** YOUR OBJECTIVE **
Set down each entry exactly as given; pictures should not appear in the copy.
++++ MATERIAL PROVIDED ++++
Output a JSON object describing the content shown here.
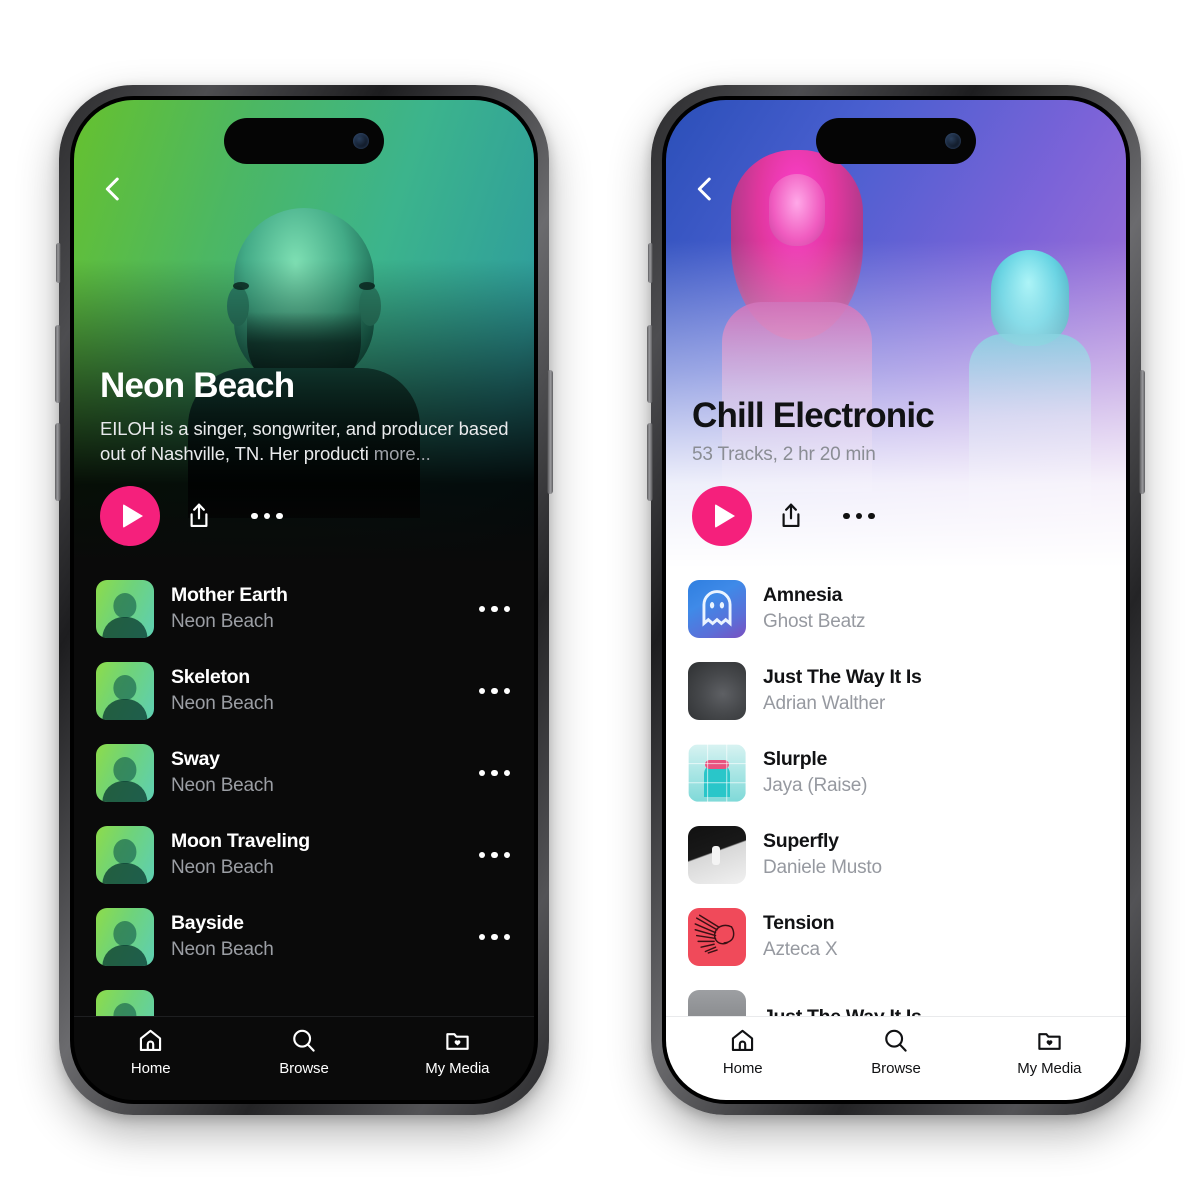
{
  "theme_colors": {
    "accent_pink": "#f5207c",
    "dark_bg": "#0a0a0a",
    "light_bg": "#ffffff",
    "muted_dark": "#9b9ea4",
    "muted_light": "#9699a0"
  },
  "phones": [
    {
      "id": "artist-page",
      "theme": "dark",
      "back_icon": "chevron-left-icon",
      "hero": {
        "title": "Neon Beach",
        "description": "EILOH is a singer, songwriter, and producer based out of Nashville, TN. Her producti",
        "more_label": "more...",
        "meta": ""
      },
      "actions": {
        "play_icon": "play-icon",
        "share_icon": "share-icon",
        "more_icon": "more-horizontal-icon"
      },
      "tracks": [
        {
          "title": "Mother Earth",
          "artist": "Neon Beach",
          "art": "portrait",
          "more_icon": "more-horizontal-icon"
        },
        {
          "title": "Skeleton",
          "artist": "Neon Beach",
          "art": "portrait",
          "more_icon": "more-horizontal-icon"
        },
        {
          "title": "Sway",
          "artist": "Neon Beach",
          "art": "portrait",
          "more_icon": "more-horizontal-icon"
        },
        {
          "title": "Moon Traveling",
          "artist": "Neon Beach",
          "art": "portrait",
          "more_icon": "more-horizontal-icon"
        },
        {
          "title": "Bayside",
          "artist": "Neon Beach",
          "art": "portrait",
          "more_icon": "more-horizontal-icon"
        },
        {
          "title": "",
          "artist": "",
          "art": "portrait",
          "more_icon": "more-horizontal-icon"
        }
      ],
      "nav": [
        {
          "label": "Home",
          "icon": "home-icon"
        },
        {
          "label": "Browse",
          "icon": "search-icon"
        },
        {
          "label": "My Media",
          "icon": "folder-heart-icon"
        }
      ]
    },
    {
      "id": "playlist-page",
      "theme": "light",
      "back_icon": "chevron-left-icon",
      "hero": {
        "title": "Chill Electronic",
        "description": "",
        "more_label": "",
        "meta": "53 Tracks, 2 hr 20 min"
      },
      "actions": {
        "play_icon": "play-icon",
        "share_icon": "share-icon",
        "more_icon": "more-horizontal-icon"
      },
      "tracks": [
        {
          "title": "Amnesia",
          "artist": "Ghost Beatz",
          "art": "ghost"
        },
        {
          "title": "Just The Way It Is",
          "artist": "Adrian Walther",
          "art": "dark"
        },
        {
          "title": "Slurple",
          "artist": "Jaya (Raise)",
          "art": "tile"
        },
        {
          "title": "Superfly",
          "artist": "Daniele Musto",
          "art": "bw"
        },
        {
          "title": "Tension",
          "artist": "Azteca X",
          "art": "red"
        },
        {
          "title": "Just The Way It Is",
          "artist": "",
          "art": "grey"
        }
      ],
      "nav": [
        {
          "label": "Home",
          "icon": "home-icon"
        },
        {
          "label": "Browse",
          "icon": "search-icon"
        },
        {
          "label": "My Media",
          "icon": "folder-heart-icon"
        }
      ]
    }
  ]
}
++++
** SOLUTION TO THIS TASK **
Output a JSON object describing the content shown here.
{
  "theme_colors": {
    "accent_pink": "#f5207c",
    "dark_bg": "#0a0a0a",
    "light_bg": "#ffffff",
    "muted_dark": "#9b9ea4",
    "muted_light": "#9699a0"
  },
  "phones": [
    {
      "id": "artist-page",
      "theme": "dark",
      "back_icon": "chevron-left-icon",
      "hero": {
        "title": "Neon Beach",
        "description": "EILOH is a singer, songwriter, and producer based out of Nashville, TN. Her producti",
        "more_label": "more...",
        "meta": ""
      },
      "actions": {
        "play_icon": "play-icon",
        "share_icon": "share-icon",
        "more_icon": "more-horizontal-icon"
      },
      "tracks": [
        {
          "title": "Mother Earth",
          "artist": "Neon Beach",
          "art": "portrait",
          "more_icon": "more-horizontal-icon"
        },
        {
          "title": "Skeleton",
          "artist": "Neon Beach",
          "art": "portrait",
          "more_icon": "more-horizontal-icon"
        },
        {
          "title": "Sway",
          "artist": "Neon Beach",
          "art": "portrait",
          "more_icon": "more-horizontal-icon"
        },
        {
          "title": "Moon Traveling",
          "artist": "Neon Beach",
          "art": "portrait",
          "more_icon": "more-horizontal-icon"
        },
        {
          "title": "Bayside",
          "artist": "Neon Beach",
          "art": "portrait",
          "more_icon": "more-horizontal-icon"
        },
        {
          "title": "",
          "artist": "",
          "art": "portrait",
          "more_icon": "more-horizontal-icon"
        }
      ],
      "nav": [
        {
          "label": "Home",
          "icon": "home-icon"
        },
        {
          "label": "Browse",
          "icon": "search-icon"
        },
        {
          "label": "My Media",
          "icon": "folder-heart-icon"
        }
      ]
    },
    {
      "id": "playlist-page",
      "theme": "light",
      "back_icon": "chevron-left-icon",
      "hero": {
        "title": "Chill Electronic",
        "description": "",
        "more_label": "",
        "meta": "53 Tracks, 2 hr 20 min"
      },
      "actions": {
        "play_icon": "play-icon",
        "share_icon": "share-icon",
        "more_icon": "more-horizontal-icon"
      },
      "tracks": [
        {
          "title": "Amnesia",
          "artist": "Ghost Beatz",
          "art": "ghost"
        },
        {
          "title": "Just The Way It Is",
          "artist": "Adrian Walther",
          "art": "dark"
        },
        {
          "title": "Slurple",
          "artist": "Jaya (Raise)",
          "art": "tile"
        },
        {
          "title": "Superfly",
          "artist": "Daniele Musto",
          "art": "bw"
        },
        {
          "title": "Tension",
          "artist": "Azteca X",
          "art": "red"
        },
        {
          "title": "Just The Way It Is",
          "artist": "",
          "art": "grey"
        }
      ],
      "nav": [
        {
          "label": "Home",
          "icon": "home-icon"
        },
        {
          "label": "Browse",
          "icon": "search-icon"
        },
        {
          "label": "My Media",
          "icon": "folder-heart-icon"
        }
      ]
    }
  ]
}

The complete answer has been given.